These efforts resulted in an amended and unanimously adopted resolution at the April 20th special meeting of the ANC. A model of clarity and concision, the document is prefaced by a vision statement for the school and the community and then followed by seven separate sections dealing with the following subjects: “Architecture and Site Design; Green Building and Site Considerations; Dislocation During Construction; Our Elementary School; Our Recreational Facilities; Our Health and Human Services; and a Proposal for a Branch Library.”

After reflection on the movement in the 1960s and 1970s to create this visionary learning center, complete with athletic and recreational facilities together with healthcare services, community theater, and senior citizen and other activities, a number of which have fallen into disuse, the overview observations are set out as follows:

“Many decades later, Marie Reed continues to fulfill many aspects of that vision;

“Over 400 elementary students get their starts in life each year;

“Over 4,000 individuals get health and human services each year;

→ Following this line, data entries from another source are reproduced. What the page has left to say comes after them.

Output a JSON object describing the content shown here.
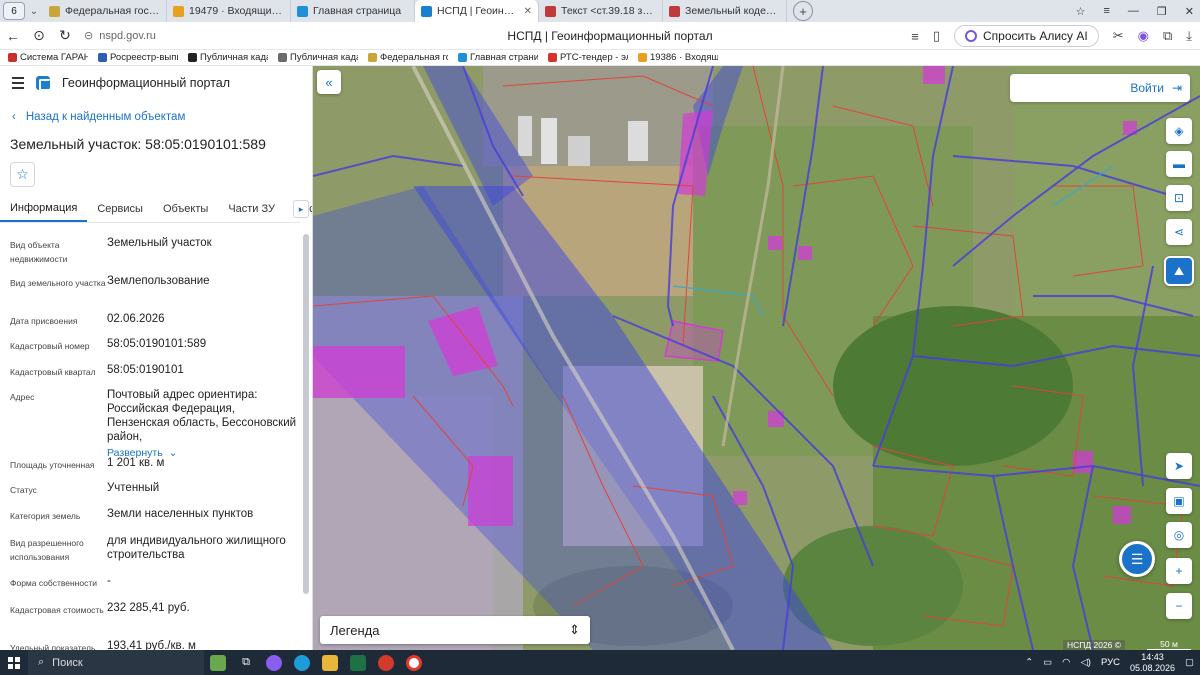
{
  "browser": {
    "tab_count": "6",
    "tabs": [
      {
        "label": "Федеральная государств",
        "color": "#c8a63a"
      },
      {
        "label": "19479 · Входящие — Янд",
        "color": "#e8a021"
      },
      {
        "label": "Главная страница",
        "color": "#1f8fd8"
      },
      {
        "label": "НСПД | Геоинформац",
        "color": "#1b7fd0",
        "active": true
      },
      {
        "label": "Текст <ст.39.18 зк рф> | С",
        "color": "#c03a3a"
      },
      {
        "label": "Земельный кодекс Росси",
        "color": "#c03a3a"
      }
    ],
    "url": "nspd.gov.ru",
    "page_title": "НСПД | Геоинформационный портал",
    "alice_label": "Спросить Алису AI",
    "bookmarks": [
      {
        "label": "Система ГАРАНТ",
        "color": "#c8312b"
      },
      {
        "label": "Росреестр-выпис",
        "color": "#2a5fb5"
      },
      {
        "label": "Публичная кадас",
        "color": "#222"
      },
      {
        "label": "Публичная кадас",
        "color": "#6a6a6a"
      },
      {
        "label": "Федеральная гос",
        "color": "#c8a63a"
      },
      {
        "label": "Главная страница",
        "color": "#1f8fd8"
      },
      {
        "label": "РТС-тендер - элек",
        "color": "#d8322b"
      },
      {
        "label": "19386 · Входящие",
        "color": "#e8a021"
      }
    ]
  },
  "portal": {
    "name": "Геоинформационный портал",
    "back_label": "Назад к найденным объектам",
    "object_title": "Земельный участок: 58:05:0190101:589",
    "tabs": [
      "Информация",
      "Сервисы",
      "Объекты",
      "Части ЗУ",
      "Состав"
    ],
    "active_tab": "Информация",
    "properties": [
      {
        "label": "Вид объекта недвижимости",
        "value": "Земельный участок"
      },
      {
        "label": "Вид земельного участка",
        "value": "Землепользование"
      },
      {
        "label": "Дата присвоения",
        "value": "02.06.2026"
      },
      {
        "label": "Кадастровый номер",
        "value": "58:05:0190101:589"
      },
      {
        "label": "Кадастровый квартал",
        "value": "58:05:0190101"
      },
      {
        "label": "Адрес",
        "value": "Почтовый адрес ориентира: Российская Федерация, Пензенская область, Бессоновский район,"
      },
      {
        "label": "Площадь уточненная",
        "value": "1 201 кв. м"
      },
      {
        "label": "Статус",
        "value": "Учтенный"
      },
      {
        "label": "Категория земель",
        "value": "Земли населенных пунктов"
      },
      {
        "label": "Вид разрешенного использования",
        "value": "для индивидуального жилищного строительства"
      },
      {
        "label": "Форма собственности",
        "value": "-"
      },
      {
        "label": "Кадастровая стоимость",
        "value": "232 285,41 руб."
      },
      {
        "label": "Удельный показатель",
        "value": "193,41 руб./кв. м"
      }
    ],
    "expand_label": "Развернуть"
  },
  "map": {
    "login_label": "Войти",
    "legend_label": "Легенда",
    "copyright": "НСПД 2026 ©",
    "scale": "50 м"
  },
  "taskbar": {
    "search_label": "Поиск",
    "lang": "РУС",
    "time": "14:43",
    "date": "05.08.2026"
  },
  "colors": {
    "accent": "#1a73c9",
    "zone_blue": "#3b45e0",
    "parcel_magenta": "#d23bd6",
    "parcel_border_red": "#e0443a"
  }
}
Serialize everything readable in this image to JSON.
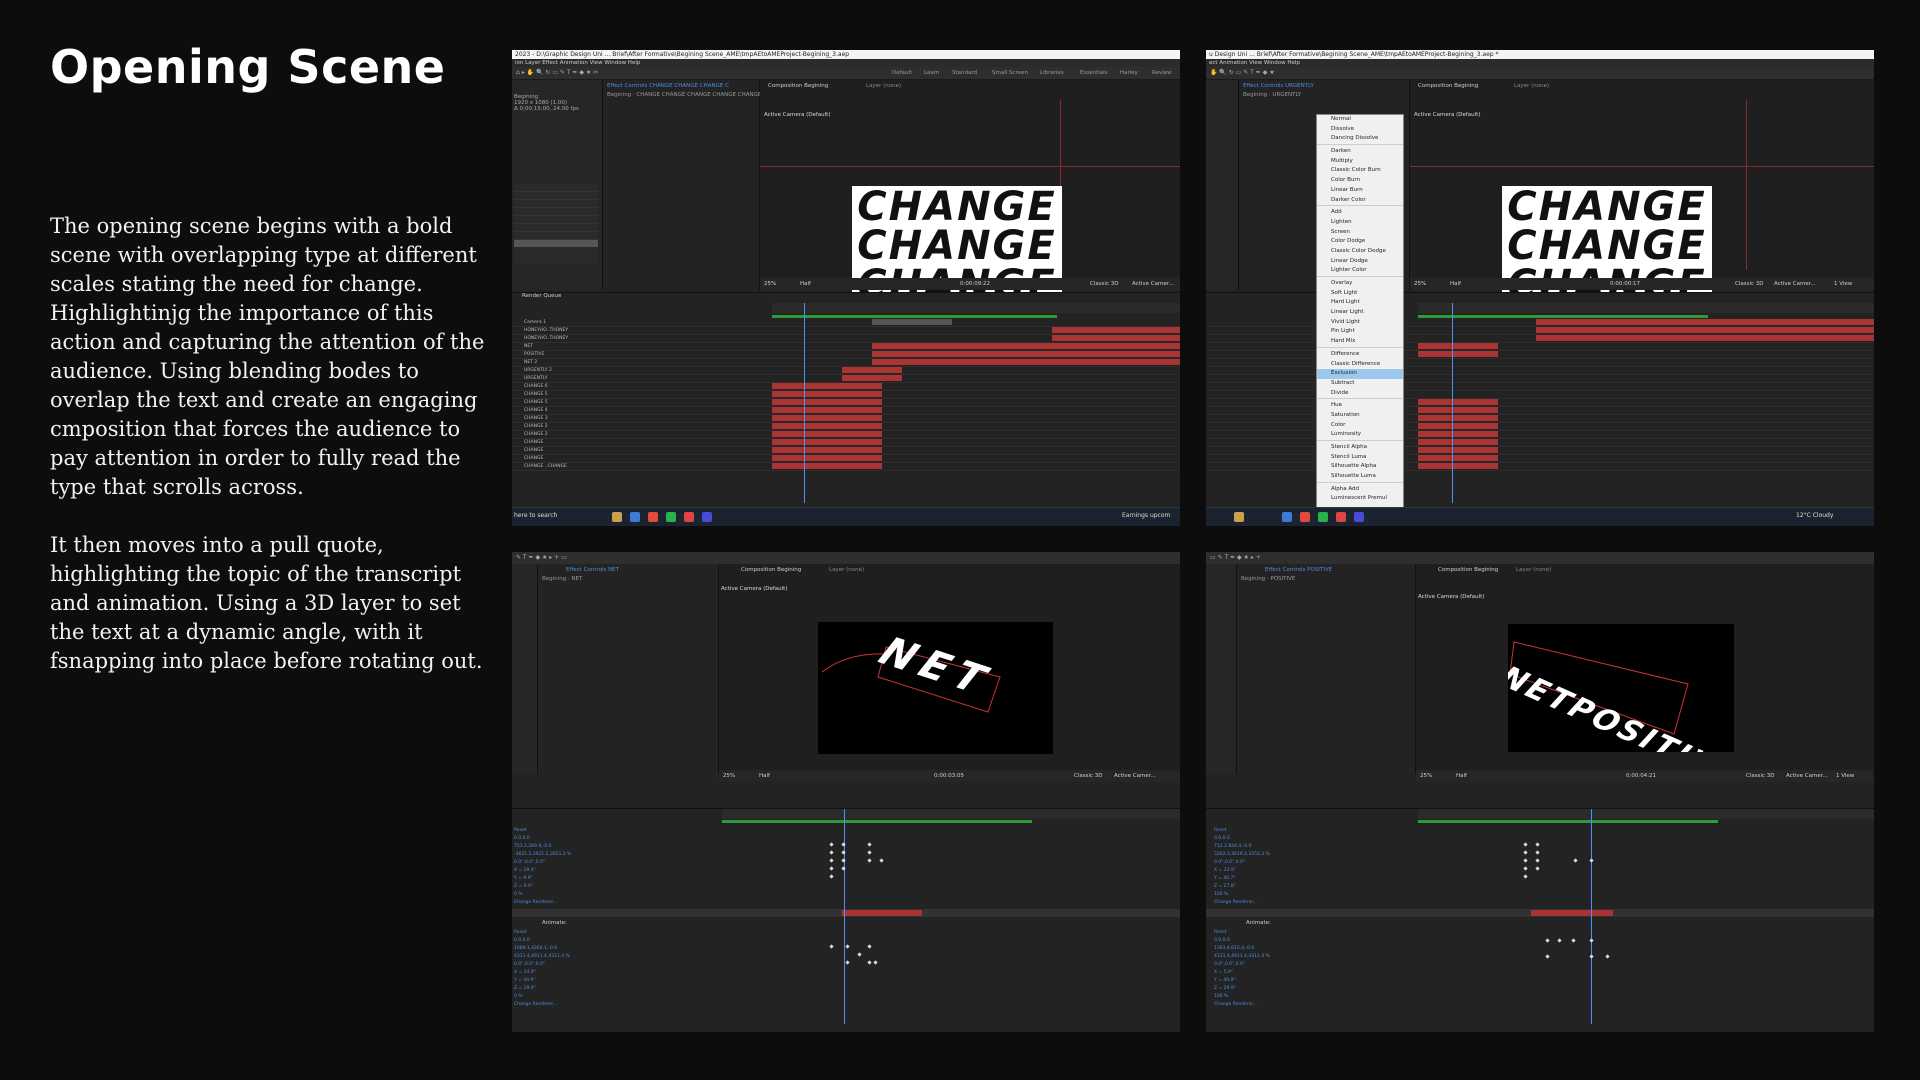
{
  "page": {
    "title": "Opening Scene",
    "paragraphs": [
      "The opening scene begins with a bold scene with overlapping type at different scales stating the need for change. Highlightinjg the importance of this action and capturing the attention of the audience. Using blending bodes to overlap the text and create an engaging cmposition that forces the audience to pay attention in order to fully read the type that scrolls across.",
      "It then moves into a pull quote, highlighting the topic of the transcript and animation. Using a 3D layer to set the text at a dynamic angle, with it fsnapping into place before rotating out."
    ]
  },
  "screenshots": {
    "s1": {
      "titlebar": "2023 - D:\\Graphic Design Uni ... Brief\\After Formative\\Begining Scene_AME\\tmpAEtoAMEProject-Begining_3.aep",
      "menu": "ion   Layer   Effect   Animation   View   Window   Help",
      "workspaces": [
        "Default",
        "Learn",
        "Standard",
        "Small Screen",
        "Libraries",
        "Essentials",
        "Harley",
        "Review"
      ],
      "effect_tab": "Effect Controls CHANGE CHANGE CHANGE C",
      "comp_tab": "Composition Begining",
      "layer_tab": "Layer (none)",
      "breadcrumb": "Begining · CHANGE CHANGE CHANGE CHANGE CHANGE CHANGE CH",
      "camera": "Active Camera (Default)",
      "canvas_word": "CHANGE",
      "zoom": "25%",
      "resolution": "Half",
      "timecode": "0:00:09:22",
      "renderer": "Classic 3D",
      "camera_select": "Active Camer...",
      "render_queue": "Render Queue",
      "project_info": "Begining\n1920 x 1080 (1.00)\nΔ 0;00;15;00, 24.00 fps",
      "layers": [
        "Camera 1",
        "HONEYHO..THONEY",
        "HONEYHO..THONEY",
        "NET",
        "POSITIVE",
        "NET 2",
        "URGENTLY 2",
        "URGENTLY",
        "CHANGE 6",
        "CHANGE 5",
        "CHANGE 5",
        "CHANGE 4",
        "CHANGE 3",
        "CHANGE 2",
        "CHANGE 2",
        "CHANGE",
        "CHANGE",
        "CHANGE",
        "CHANGE ..CHANGE"
      ],
      "search": "here to search",
      "notification": "Earnings upcom"
    },
    "s2": {
      "titlebar": "u Design Uni ... Brief\\After Formative\\Begining Scene_AME\\tmpAEtoAMEProject-Begining_3.aep *",
      "menu": "ect   Animation   View   Window   Help",
      "effect_tab": "Effect Controls URGENTLY",
      "comp_tab": "Composition Begining",
      "layer_tab": "Layer (none)",
      "breadcrumb": "Begining · URGENTLY",
      "camera": "Active Camera (Default)",
      "canvas_word": "CHANGE",
      "zoom": "25%",
      "resolution": "Half",
      "timecode": "0:00:00:17",
      "renderer": "Classic 3D",
      "camera_select": "Active Camer...",
      "view": "1 View",
      "weather": "12°C  Cloudy",
      "blend_modes": [
        "Normal",
        "Dissolve",
        "Dancing Dissolve",
        "",
        "Darken",
        "Multiply",
        "Classic Color Burn",
        "Color Burn",
        "Linear Burn",
        "Darker Color",
        "",
        "Add",
        "Lighten",
        "Screen",
        "Color Dodge",
        "Classic Color Dodge",
        "Linear Dodge",
        "Lighter Color",
        "",
        "Overlay",
        "Soft Light",
        "Hard Light",
        "Linear Light",
        "Vivid Light",
        "Pin Light",
        "Hard Mix",
        "",
        "Difference",
        "Classic Difference",
        "Exclusion",
        "Subtract",
        "Divide",
        "",
        "Hue",
        "Saturation",
        "Color",
        "Luminosity",
        "",
        "Stencil Alpha",
        "Stencil Luma",
        "Silhouette Alpha",
        "Silhouette Luma",
        "",
        "Alpha Add",
        "Luminescent Premul"
      ],
      "selected_mode": "Exclusion"
    },
    "s3": {
      "effect_tab": "Effect Controls NET",
      "comp_tab": "Composition Begining",
      "layer_tab": "Layer (none)",
      "breadcrumb": "Begining · NET",
      "camera": "Active Camera (Default)",
      "canvas_word": "NET",
      "zoom": "25%",
      "resolution": "Half",
      "timecode": "0:00:03:05",
      "renderer": "Classic 3D",
      "camera_select": "Active Camer...",
      "params_a": [
        "Reset",
        "0.0,0.0",
        "753.2,269.9,-0.0",
        "-3621.2,3921.2,3621.2 %",
        "0.0°,0.0°,0.0°",
        "X = 29.4°",
        "Y = 9.9°",
        "Z = 9.9°",
        "0 %",
        "Change Renderer..."
      ],
      "params_b": [
        "Reset",
        "0.0,0.0",
        "1089.1,4264.1,-0.0",
        "4311.4,4911.4,4311.4 %",
        "0.0°,0.0°,0.0°",
        "X = 24.9°",
        "Y = 44.9°",
        "Z = 29.9°",
        "0 %",
        "Change Renderer..."
      ],
      "animate": "Animate:"
    },
    "s4": {
      "effect_tab": "Effect Controls POSITIVE",
      "comp_tab": "Composition Begining",
      "layer_tab": "Layer (none)",
      "breadcrumb": "Begining · POSITIVE",
      "camera": "Active Camera (Default)",
      "canvas_word": "NETPOSITIVE",
      "zoom": "25%",
      "resolution": "Half",
      "timecode": "0:00:04:21",
      "renderer": "Classic 3D",
      "camera_select": "Active Camer...",
      "view": "1 View",
      "params_a": [
        "Reset",
        "0.0,0.0",
        "712.2,844.4,-0.0",
        "3262.3,3619.2,3353.3 %",
        "0.0°,0.0°,0.0°",
        "X = 33.9°",
        "Y = 40.7°",
        "Z = 27.8°",
        "100 %",
        "Change Renderer..."
      ],
      "params_b": [
        "Reset",
        "0.0,0.0",
        "1303.4,615.4,-0.0",
        "4311.4,4911.4,4311.4 %",
        "0.0°,0.0°,0.0°",
        "X = 5.9°",
        "Y = 40.9°",
        "Z = 29.9°",
        "100 %",
        "Change Renderer..."
      ],
      "animate": "Animate:"
    }
  }
}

“Annually, many thousands of people use recreation services spread over the site, from the community pool to the soccer field to the tennis and basketball courts;

“Numerous cultural events are held each year at the site, from movie nights to craft fairs to craft classes.”

The need to either renovate or rebuild this aging, dilapidated and awkwardly designed structure –- ill-suited for the very visionary, co-located array of individual and interrelated services it has offered over the last 40 years — is well known for the many reasons outlined in the ANC resolution’s seven sections. The fascinating and full text of the Marie Reed resolution is accessible on the ANC’s website; it is informative and illustrative of the careful thought of hundreds of Adams Morgan residents and Marie Reed stakeholders — captured in exemplary prose by a dedicated ANC.

The document’s short and pithy concluding section regarding the community’s support for a neighborhood branch library reflects a long-felt recognition that Adams Morgan, together with its immediately surrounding neighborhoods, is one of the most — if not the most — underserved (or not served) library “deserts” in the entire District. The ANC resolution text concludes its overview paragraph on this matter with the following statement: “The one suggestion that has been overwhelmingly made by community members that would entail an entirely new facility is the proposal to have a branch library on the Marie Reed Campus.”

This is followed by the ingenious proposal that the architectural planners for the new Marie Reed “conceptualize space on the campus for a future branch library. The geography should be such,” the ANC continues, “that when eventually built, the branch library would feel like it was always intended to be part of the campus.”

In addition to its availability electronically, the ANC resolution has been forwarded to the Adams Morgan community’s Ward 1 Councilmember Brianne Nadeau, DGS and its selected architects Quinn Evans, DC Public Schools, the other District agencies with services, and service providers at the Marie Reed Learning Center, and to such potential new providers as the DC Public Library.

Within the next month or so, the ANC expects Quinn Evans to provide to the community for its feedback schematics for two to four alternative versions of a new Marie Reed campus — from draft plans for a renovation of the existing campus or an adaptive re-use of all or parts of the present structure to that of the construction of a brand new campus. DGS and the architects have tentatively projected a goal of the week following the July 4th holiday weekend for the community being able to deliver its recommendation for a preferred solution to the modernization project.

In speaking with The InTowner on May 5th, ANC Chair Billy Simpson expressed his and the ANC’s intent to publish by the forthcoming weekend on the Adams Morgan/Yahoo listserv and the ANC website a preliminary version of a schedule for the months ahead, one focusing on a new round of special ANC and Marie Reed forums to gather community input for DGS and the architects.